As books go, this is not a great one. Don't we have copy editors anymore to spot blunders such as a five month baby crawling?

Tuesday, December 20, 2005

Is this my cow?

What I loved most about the latest Discworld book (Thud! for the uninitiated), were the bits where "the world went soft and pink". Every time Sam Vimes interacts with his son, I know that Pratchett is a truly great writer. And every time Sam Vimes fears for his son's safety, I know that Pratchett is seriously overdue for the Booker.

However, there is a however. For example, I found too many superflous characters in this book. Also, the plot is too complex (even though the theme is certainly topical and important) and it relies on too many external elements for both micro- and macro-resolution (as opposed to some of Pratchett's better books, where resolutions come from within the plot).

A good book, but not a good Pratchett.

All in all, that is not my cup of cow.

Sunday, December 11, 2005

Sex (Goddess) and Murder Mysteries

Sex certainly sells. To a certain niche market, I grant you that, but it sells. Combine it with another market, that of murder mysteries, add some innovative marketing (in this case, publishing via email) and you get "The Daughters of Freya".

The premise is simple: a cult worshipping Freya, the Norse goddess of sex, is giving away sex as a means to get rid of all the negative energy in the world. Enter a journalist who is trying to save a friend's daughter swallowed up by the cult, solve a murder, save her own marriage and be there for numorous family crises.

I don't know how good the book is, because I'm forced to read it in drips and drabs: the publisher sends daily emails (about 3-5) in which the story unfolds. This creates natural cliffhangers, not to mention frustration when you want to page over, but can't. The style is typical email style, with no elaborations or descriptions, with the typical shortcuts and typos. All very realistic.

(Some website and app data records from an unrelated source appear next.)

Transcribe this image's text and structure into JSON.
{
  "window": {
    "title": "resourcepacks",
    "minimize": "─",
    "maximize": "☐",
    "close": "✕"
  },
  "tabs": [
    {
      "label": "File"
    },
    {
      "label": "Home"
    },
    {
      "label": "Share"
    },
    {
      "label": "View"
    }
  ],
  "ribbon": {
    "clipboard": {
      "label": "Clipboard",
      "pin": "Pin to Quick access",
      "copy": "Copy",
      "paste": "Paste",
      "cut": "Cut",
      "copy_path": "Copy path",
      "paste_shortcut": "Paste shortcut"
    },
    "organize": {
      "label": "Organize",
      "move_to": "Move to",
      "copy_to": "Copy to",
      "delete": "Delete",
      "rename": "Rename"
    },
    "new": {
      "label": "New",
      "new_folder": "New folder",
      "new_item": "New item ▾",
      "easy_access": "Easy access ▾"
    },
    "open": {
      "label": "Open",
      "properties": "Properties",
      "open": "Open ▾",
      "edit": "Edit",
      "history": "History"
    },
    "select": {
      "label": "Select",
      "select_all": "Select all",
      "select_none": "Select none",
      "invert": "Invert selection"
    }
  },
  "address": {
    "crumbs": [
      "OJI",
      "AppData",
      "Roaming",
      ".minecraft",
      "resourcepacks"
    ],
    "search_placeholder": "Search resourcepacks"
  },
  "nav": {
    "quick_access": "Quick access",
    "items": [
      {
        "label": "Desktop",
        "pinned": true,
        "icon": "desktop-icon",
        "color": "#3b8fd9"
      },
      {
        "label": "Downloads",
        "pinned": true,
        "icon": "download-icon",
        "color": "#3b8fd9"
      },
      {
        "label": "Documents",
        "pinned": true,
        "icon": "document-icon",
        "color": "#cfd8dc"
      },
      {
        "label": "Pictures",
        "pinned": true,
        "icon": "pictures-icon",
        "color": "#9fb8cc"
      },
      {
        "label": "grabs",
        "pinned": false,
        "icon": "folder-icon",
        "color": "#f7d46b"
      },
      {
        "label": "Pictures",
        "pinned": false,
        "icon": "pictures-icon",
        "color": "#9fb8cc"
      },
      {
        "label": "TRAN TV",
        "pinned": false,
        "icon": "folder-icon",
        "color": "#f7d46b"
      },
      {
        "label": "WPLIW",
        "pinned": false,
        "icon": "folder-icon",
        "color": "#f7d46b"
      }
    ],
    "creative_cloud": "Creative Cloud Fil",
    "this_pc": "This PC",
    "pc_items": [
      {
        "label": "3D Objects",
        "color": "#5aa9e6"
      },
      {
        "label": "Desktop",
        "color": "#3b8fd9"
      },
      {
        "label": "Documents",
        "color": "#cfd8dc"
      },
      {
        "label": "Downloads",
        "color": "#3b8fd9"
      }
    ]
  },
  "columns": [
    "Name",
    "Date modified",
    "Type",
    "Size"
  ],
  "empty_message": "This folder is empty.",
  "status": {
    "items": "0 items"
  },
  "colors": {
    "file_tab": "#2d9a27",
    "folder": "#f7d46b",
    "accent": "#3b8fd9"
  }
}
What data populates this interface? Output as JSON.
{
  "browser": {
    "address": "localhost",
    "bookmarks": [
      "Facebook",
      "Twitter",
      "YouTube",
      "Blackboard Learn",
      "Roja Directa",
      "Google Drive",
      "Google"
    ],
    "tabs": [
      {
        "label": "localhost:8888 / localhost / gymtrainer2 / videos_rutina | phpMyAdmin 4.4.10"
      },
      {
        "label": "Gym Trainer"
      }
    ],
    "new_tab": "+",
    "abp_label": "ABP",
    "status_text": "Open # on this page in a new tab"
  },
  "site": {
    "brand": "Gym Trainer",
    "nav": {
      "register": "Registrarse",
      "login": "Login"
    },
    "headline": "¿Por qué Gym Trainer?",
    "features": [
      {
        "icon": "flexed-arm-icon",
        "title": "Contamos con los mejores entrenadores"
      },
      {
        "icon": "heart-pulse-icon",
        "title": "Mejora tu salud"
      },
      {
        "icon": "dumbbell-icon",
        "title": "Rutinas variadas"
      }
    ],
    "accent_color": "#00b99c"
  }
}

And I can't wait for my next instalment.

Friday, December 02, 2005

Single malt whisky

(because it's time to live up to the teasers scattered around my website)

Ask any non-whisky drinker to name a really good whisky, single malt - not blended, and they will probably come up with Glenfiddich. Go to an average bar, and that's what you'll find on the shelf. Sniff it, and you'll know what cockroach poison smelled like in the communist Poland of 1975. I'm not kidding. Glenfiddich is not good enough to cook with, let alone drink it.

So, what do I like? Lagavulin is my first love, a somewhat rough introduction into the bed of single malts. Oban would have been a gentler teacher, sweeter on the tongue, more understanding. Lagavulin grabbed me by the hair and made me pay attention. Smoky in the extreme, its first kiss was arrogance itself before it suddenly melted into honey.

Laphroiag is my second choice. If blindfolded, I might initially confuse its touch for Lagavulin. The impression never lasts. Although excellent, Laphroiag is not as intense a lay in the long run.

I'll always say "yes please" to the unassuming innocence of Oban, Scapa or Dalwhinnie. They alre welcome to whisper sweet nothings into my throat all night.

Talisker and I are not compatible, though. It does offer a rough ride that rivals that of Lagavulin, but it lacks Lagavulin's caressing finesse. There is no sugar pot at the end of a mouthful of Talisker, and you'll have to tie me up to make me swallow it.